> Records shown
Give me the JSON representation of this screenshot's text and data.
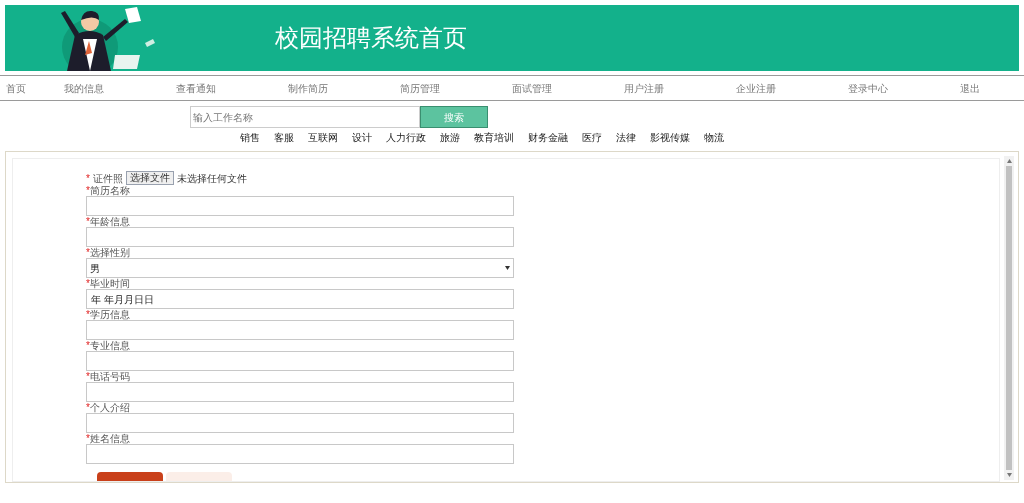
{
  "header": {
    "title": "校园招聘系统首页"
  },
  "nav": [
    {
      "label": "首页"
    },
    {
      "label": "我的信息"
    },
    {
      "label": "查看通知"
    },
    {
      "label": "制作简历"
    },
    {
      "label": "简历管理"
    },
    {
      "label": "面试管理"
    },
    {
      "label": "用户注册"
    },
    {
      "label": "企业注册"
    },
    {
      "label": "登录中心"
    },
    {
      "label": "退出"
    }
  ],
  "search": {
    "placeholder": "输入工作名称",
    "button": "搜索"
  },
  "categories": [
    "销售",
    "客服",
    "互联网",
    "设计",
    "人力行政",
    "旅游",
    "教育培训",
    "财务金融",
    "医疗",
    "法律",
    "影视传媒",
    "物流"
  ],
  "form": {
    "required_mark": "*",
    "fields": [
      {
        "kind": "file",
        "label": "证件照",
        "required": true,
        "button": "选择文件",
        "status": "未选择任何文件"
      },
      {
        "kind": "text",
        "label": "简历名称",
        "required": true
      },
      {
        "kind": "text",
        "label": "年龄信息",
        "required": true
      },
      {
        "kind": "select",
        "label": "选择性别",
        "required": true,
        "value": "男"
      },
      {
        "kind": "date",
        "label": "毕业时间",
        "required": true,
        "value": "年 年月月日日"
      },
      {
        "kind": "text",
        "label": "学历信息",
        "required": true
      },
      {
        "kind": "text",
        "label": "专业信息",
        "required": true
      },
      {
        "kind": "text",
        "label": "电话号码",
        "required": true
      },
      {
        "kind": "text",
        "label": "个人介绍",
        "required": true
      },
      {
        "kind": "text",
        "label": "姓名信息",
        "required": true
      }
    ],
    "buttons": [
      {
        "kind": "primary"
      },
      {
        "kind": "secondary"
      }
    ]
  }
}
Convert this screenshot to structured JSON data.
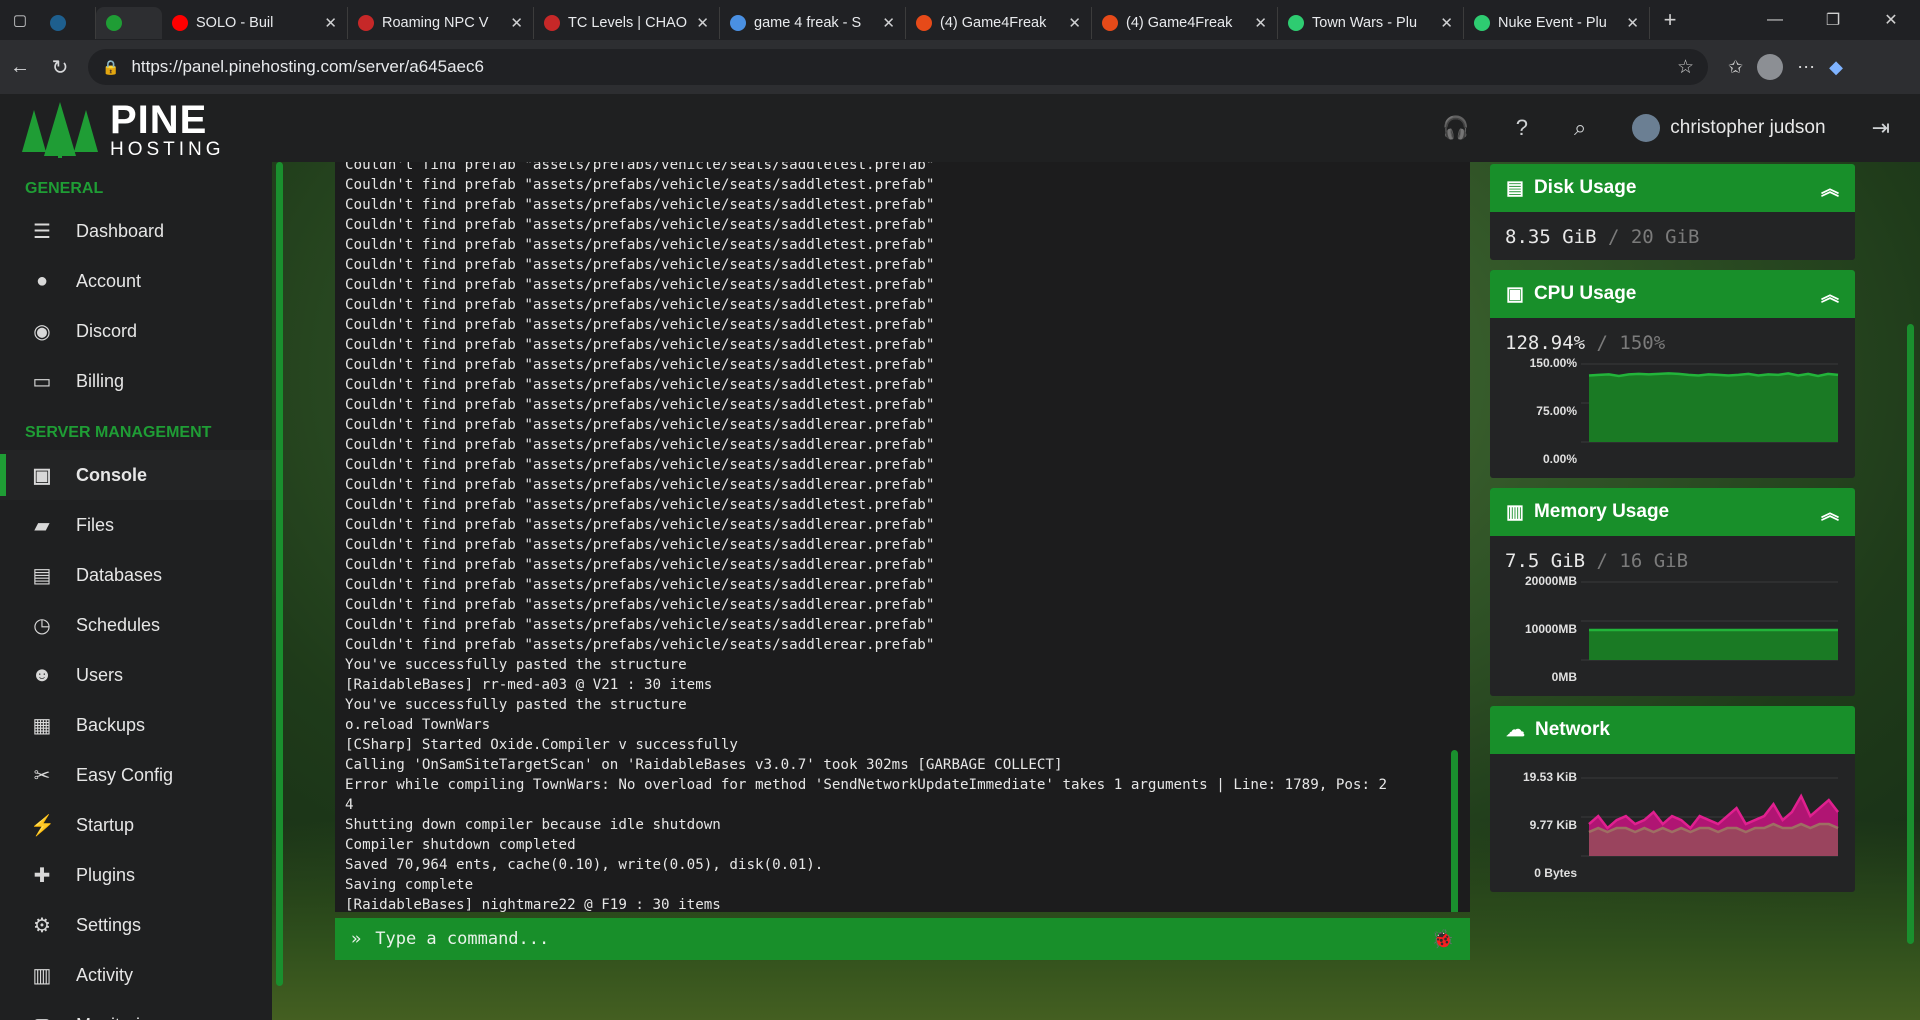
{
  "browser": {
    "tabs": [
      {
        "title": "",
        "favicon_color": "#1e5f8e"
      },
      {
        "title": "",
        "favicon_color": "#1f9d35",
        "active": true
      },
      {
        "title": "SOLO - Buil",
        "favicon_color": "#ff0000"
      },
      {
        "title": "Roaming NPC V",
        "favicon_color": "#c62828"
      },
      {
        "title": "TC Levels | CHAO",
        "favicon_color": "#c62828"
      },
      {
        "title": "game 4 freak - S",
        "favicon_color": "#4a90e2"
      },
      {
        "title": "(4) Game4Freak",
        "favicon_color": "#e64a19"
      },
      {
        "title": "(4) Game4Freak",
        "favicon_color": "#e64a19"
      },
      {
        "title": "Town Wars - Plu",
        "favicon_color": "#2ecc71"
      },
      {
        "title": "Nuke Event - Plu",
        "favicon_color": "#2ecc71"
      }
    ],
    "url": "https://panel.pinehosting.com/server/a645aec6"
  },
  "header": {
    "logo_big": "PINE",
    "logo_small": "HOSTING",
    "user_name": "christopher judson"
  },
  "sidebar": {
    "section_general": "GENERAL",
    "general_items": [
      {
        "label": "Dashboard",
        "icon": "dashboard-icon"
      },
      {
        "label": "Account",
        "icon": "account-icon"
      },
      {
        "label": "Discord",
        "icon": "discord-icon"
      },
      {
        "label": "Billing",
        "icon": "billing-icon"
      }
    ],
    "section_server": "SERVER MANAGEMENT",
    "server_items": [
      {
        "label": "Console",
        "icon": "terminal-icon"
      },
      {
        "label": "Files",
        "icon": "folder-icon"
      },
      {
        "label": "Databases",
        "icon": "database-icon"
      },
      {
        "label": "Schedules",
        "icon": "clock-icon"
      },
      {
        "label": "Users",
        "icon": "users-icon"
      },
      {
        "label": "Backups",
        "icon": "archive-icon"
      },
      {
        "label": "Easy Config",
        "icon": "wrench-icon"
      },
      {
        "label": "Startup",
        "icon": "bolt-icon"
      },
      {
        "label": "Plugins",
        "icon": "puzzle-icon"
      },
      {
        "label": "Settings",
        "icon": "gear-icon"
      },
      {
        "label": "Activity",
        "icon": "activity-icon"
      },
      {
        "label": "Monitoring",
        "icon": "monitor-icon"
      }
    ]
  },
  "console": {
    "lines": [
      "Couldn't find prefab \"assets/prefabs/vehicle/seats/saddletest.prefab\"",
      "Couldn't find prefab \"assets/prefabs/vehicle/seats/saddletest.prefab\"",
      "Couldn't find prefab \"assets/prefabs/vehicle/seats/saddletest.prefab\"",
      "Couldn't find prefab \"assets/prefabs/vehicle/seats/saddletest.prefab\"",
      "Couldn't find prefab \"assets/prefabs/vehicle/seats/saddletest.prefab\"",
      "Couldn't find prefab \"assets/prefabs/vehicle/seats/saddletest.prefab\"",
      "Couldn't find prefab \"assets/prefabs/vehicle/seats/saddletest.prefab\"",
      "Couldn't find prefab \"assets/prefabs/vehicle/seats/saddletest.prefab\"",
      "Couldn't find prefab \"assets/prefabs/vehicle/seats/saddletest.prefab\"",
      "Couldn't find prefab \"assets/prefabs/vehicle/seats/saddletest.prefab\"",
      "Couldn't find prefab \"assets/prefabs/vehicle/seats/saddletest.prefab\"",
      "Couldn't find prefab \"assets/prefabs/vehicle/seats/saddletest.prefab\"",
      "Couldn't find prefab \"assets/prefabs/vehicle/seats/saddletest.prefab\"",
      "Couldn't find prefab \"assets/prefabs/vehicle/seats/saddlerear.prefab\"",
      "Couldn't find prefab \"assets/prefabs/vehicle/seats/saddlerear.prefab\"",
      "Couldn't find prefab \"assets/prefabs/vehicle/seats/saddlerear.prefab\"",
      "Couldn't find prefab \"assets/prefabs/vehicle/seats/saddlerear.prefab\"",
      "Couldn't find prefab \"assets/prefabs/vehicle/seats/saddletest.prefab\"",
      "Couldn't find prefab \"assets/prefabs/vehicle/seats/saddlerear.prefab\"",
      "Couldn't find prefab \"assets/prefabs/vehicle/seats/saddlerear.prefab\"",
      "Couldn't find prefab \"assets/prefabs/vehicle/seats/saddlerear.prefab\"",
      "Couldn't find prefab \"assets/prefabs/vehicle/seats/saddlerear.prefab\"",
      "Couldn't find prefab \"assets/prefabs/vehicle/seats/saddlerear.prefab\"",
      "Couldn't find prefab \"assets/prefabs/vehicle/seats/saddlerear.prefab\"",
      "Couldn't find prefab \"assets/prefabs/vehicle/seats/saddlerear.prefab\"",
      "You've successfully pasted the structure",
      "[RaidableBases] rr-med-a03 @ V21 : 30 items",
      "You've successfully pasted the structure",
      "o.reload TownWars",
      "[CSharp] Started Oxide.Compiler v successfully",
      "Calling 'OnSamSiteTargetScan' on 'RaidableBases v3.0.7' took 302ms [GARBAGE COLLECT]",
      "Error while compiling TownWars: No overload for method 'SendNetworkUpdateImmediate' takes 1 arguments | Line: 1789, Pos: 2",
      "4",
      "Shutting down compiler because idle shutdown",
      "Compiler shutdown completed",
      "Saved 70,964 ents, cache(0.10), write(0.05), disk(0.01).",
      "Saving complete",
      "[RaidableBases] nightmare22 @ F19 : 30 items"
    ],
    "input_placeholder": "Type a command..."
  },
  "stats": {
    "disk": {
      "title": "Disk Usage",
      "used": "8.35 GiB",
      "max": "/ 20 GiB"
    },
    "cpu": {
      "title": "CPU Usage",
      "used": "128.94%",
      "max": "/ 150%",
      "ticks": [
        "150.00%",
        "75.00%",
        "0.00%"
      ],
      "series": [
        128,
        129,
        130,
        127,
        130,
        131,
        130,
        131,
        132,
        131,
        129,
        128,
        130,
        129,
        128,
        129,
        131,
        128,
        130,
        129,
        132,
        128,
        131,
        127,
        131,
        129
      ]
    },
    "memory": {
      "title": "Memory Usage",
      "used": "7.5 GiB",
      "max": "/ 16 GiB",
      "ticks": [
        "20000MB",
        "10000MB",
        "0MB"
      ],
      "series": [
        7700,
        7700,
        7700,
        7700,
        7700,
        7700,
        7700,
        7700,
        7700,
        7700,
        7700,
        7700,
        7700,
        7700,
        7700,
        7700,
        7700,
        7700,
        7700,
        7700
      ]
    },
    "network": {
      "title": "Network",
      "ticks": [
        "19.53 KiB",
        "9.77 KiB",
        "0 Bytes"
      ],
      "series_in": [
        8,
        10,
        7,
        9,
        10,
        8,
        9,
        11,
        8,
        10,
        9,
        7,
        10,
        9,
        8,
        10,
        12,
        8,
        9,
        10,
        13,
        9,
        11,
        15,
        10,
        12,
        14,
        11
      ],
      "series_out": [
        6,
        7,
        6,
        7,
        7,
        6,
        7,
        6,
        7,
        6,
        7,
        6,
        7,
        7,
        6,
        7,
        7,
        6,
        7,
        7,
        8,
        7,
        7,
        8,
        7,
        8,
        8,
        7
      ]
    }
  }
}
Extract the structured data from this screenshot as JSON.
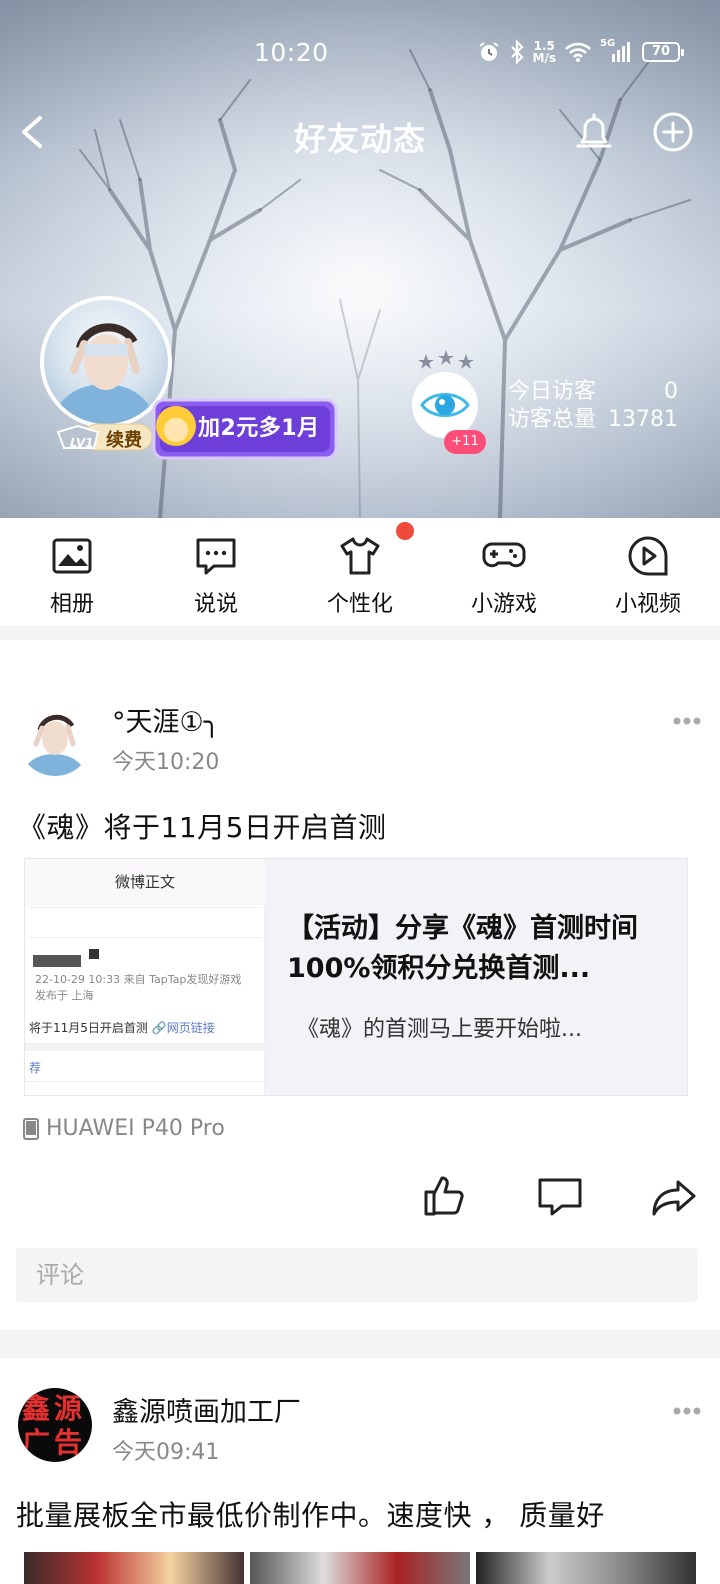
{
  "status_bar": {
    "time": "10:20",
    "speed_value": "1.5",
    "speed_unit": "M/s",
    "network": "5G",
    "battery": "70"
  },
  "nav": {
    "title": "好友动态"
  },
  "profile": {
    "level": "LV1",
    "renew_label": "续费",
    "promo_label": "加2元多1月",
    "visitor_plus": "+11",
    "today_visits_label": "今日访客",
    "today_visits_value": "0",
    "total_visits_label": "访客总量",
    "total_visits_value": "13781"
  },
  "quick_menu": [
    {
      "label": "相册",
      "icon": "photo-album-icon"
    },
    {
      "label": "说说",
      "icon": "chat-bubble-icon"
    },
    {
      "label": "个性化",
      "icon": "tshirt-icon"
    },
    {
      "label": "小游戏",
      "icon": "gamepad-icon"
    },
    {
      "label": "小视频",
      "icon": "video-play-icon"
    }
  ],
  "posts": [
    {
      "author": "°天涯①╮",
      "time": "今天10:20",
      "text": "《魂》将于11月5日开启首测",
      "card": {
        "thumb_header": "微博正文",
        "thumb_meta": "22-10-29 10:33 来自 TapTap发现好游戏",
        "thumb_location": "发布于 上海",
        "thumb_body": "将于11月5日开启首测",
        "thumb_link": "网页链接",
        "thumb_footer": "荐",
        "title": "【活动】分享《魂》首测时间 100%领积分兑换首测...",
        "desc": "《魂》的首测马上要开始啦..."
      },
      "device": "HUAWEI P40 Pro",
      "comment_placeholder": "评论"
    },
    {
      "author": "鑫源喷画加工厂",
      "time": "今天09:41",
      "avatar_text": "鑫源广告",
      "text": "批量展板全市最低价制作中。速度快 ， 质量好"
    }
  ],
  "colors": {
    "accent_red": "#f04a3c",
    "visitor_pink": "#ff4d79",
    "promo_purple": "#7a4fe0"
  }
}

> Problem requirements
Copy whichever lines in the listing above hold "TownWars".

> Output for this exercise
      "o.reload TownWars",
      "Error while compiling TownWars: No overload for method 'SendNetworkUpdateImmediate' takes 1 arguments | Line: 1789, Pos: 2",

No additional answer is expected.